Steve Smith piled on the misery for India with his 178 not out in the first innings of third Test between India and Australia in Ranchi. (India vs Australia: Day 3 blog)
On the way, he broke a few records and cemented his name in the list of greatest Test batsman of his country.
He brought up his ton in the final session of the first day of play and got a rapturous hand from the Aussie dressing room as well as strike partner Glenn Maxwell.
However, it was observed that none of the Indian players applauded his achievement which, it was suggested, might have been in protest to his “brain fade” comment in the previous match.
In the second Test in Bangalore, the Aussie skipper appeared to consult his side’s dressing room in order to get feedback on whether he should appeal for a DRS on his dismissal; a move seen by many as unethical and not in the spirit of the game.
Words have been exchanged and much has been written in the media of both nations with Smith claiming it was a momentary lapse on his part and a mistake.
However, Australian cricketer Dirk Nannes suggested Indian players might still be holding a grudge in their refusal to applaud his stand.
Indian players’ grudge
“The disappointing aspect for me today was none of the Indians actually clapped when he got to his hundred,” Nannes told ABC Grandstand.
“You can bicker and argue all you want and play the game hard with lots of niggle but when someone stands up and puts together an innings like that that’s absolutely chanceless, that’s a time you’ve just got to applaud.
“That was probably the disappointing thing from my point of view.”
He suggested that Indian players might have been standing up for their captain Virat Kohli in not applauding Smith.
Kohli had suffered a shoulder problem and was off the field when the Australian’s ton came up. He and Smith had a war of words via press conferences in the days leading up to the game.
Nannes suggested that while the Indian players might have decided to stand by their captain, they should have still applauded the achievement.
“Not one of the Indian players clapped Steve Smith when he made a hundred,” Nannes said.
“You can’t do that.
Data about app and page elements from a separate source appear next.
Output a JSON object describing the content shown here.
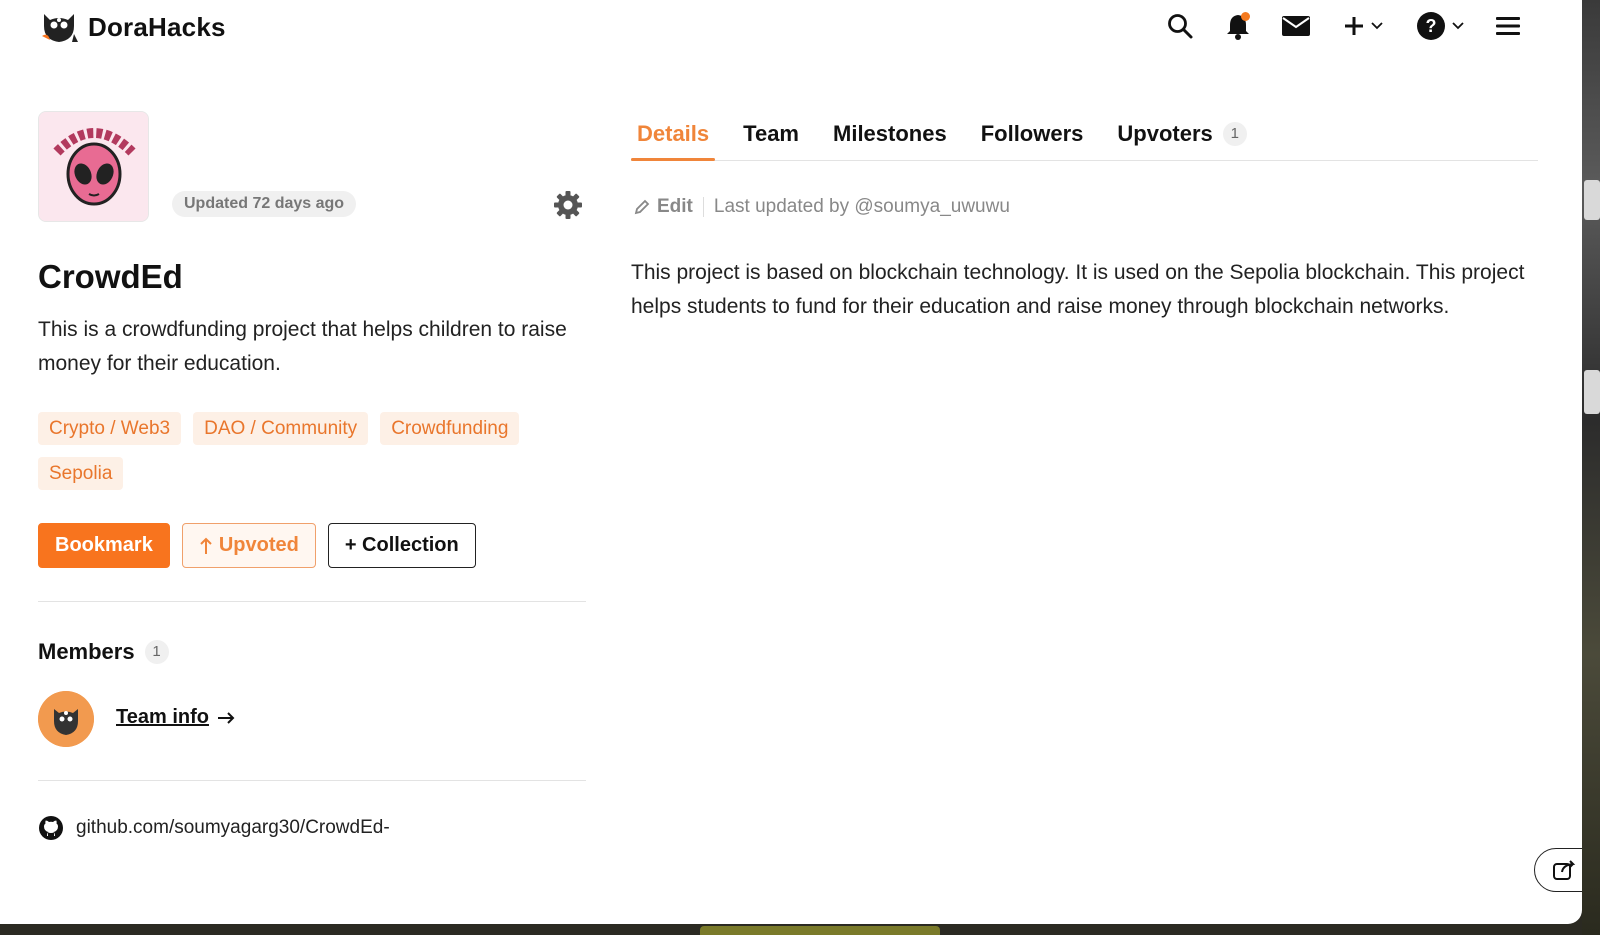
{
  "header": {
    "brand": "DoraHacks",
    "icons": [
      "search-icon",
      "bell-icon",
      "mail-icon",
      "plus-icon",
      "help-icon",
      "menu-icon"
    ],
    "accent": "#f8741e"
  },
  "project": {
    "updated": "Updated 72 days ago",
    "title": "CrowdEd",
    "description": "This is a crowdfunding project that helps children to raise money for their education.",
    "tags": [
      "Crypto / Web3",
      "DAO / Community",
      "Crowdfunding",
      "Sepolia"
    ],
    "buttons": {
      "bookmark": "Bookmark",
      "upvoted": "Upvoted",
      "collection": "+ Collection"
    },
    "members": {
      "label": "Members",
      "count": "1",
      "team_info": "Team info"
    },
    "github": "github.com/soumyagarg30/CrowdEd-"
  },
  "tabs": [
    {
      "label": "Details",
      "active": true
    },
    {
      "label": "Team"
    },
    {
      "label": "Milestones"
    },
    {
      "label": "Followers"
    },
    {
      "label": "Upvoters",
      "count": "1"
    }
  ],
  "details": {
    "edit": "Edit",
    "last_updated": "Last updated by @soumya_uwuwu",
    "body": "This project is based on blockchain technology. It is used on the Sepolia blockchain. This project helps students to fund for their education and raise money through blockchain networks."
  }
}
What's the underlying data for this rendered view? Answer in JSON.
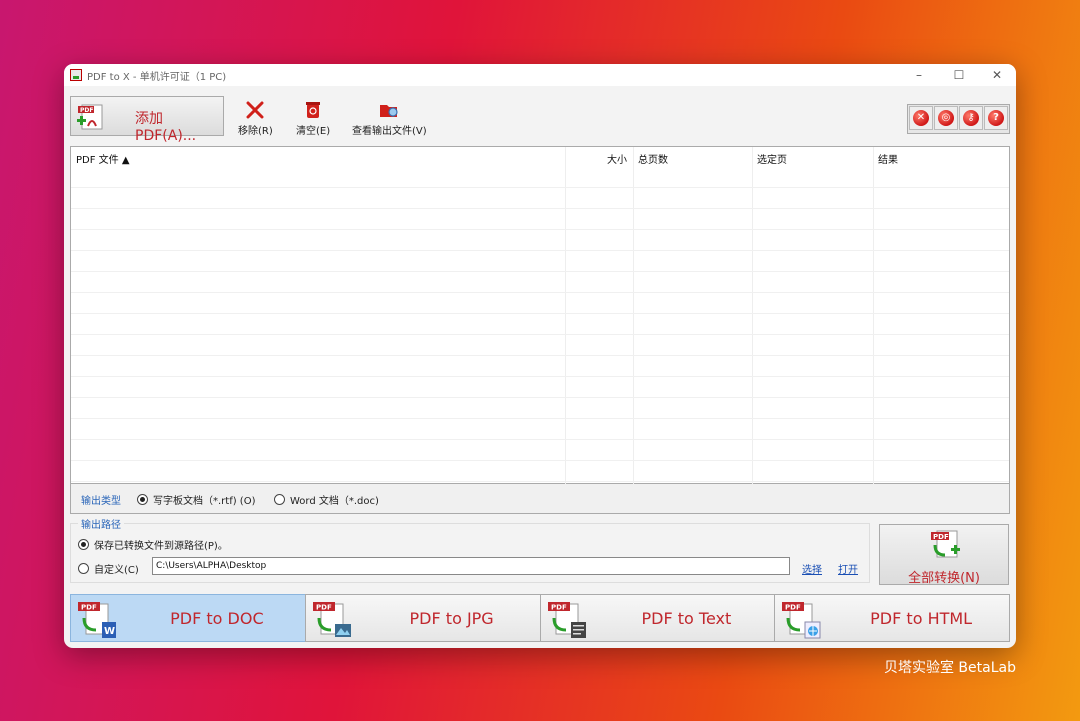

No matter what’s happened before, you’ve got to acknowledge when someone does a good thing. If I was the captain, I’d be ropeable.”
Australian commentator Jim Maxwell also weighed into the discussion. In response to a tweet saying it was unfortunate that Indian players didn’t applaud, Maxwell suggested that it was a show of disrespect.
Unfortunate or just disrespectful! https://t.co/3lpSVxkmiw— jim maxwell (@jimmaxcricket) March 16, 2017
Australia finished at 299 runs for four wickets on Thursday.
While Smith did not make any comments about Indian players not applauding his century, he did express regret over the events of the last Test.
“You cannot control the past. I came out and said I made a mistake and moved on from there. And 4/300, we will take that, but tomorrow is going to be a crucial day for us,” Smith said after the day’s play on Thursday.
Australia ended their first innings at 451 all out the next day but had Glenn Maxwell complete a century. Maxwell became the second Australian to score a ton in all three formats of the game.
Smith’s century was the 19th of his Test career. While doing so, he also reached the milestone of 5000 Test runs.